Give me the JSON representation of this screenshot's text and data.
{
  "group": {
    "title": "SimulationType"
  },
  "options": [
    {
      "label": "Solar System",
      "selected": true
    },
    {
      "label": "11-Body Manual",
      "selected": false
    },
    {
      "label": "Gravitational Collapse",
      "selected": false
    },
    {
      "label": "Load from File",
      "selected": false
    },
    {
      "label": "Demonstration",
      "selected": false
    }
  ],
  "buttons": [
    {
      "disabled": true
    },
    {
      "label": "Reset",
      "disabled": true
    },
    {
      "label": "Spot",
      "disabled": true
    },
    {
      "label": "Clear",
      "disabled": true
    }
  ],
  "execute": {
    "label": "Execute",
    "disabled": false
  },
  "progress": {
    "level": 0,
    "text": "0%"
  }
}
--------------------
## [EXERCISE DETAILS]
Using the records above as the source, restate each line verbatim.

## [ANSWER TO THIS PROBLEM]
Give me the JSON representation of this screenshot's text and data.
{
  "group": {
    "title": "SimulationType"
  },
  "options": [
    {
      "label": "Solar System",
      "selected": true
    },
    {
      "label": "11-Body Manual",
      "selected": false
    },
    {
      "label": "Gravitational Collapse",
      "selected": false
    },
    {
      "label": "Load from File",
      "selected": false
    },
    {
      "label": "Demonstration",
      "selected": false
    }
  ],
  "buttons": [
    {
      "disabled": true
    },
    {
      "label": "Reset",
      "disabled": true
    },
    {
      "label": "Spot",
      "disabled": true
    },
    {
      "label": "Clear",
      "disabled": true
    }
  ],
  "execute": {
    "label": "Execute",
    "disabled": false
  },
  "progress": {
    "level": 0,
    "text": "0%"
  }
}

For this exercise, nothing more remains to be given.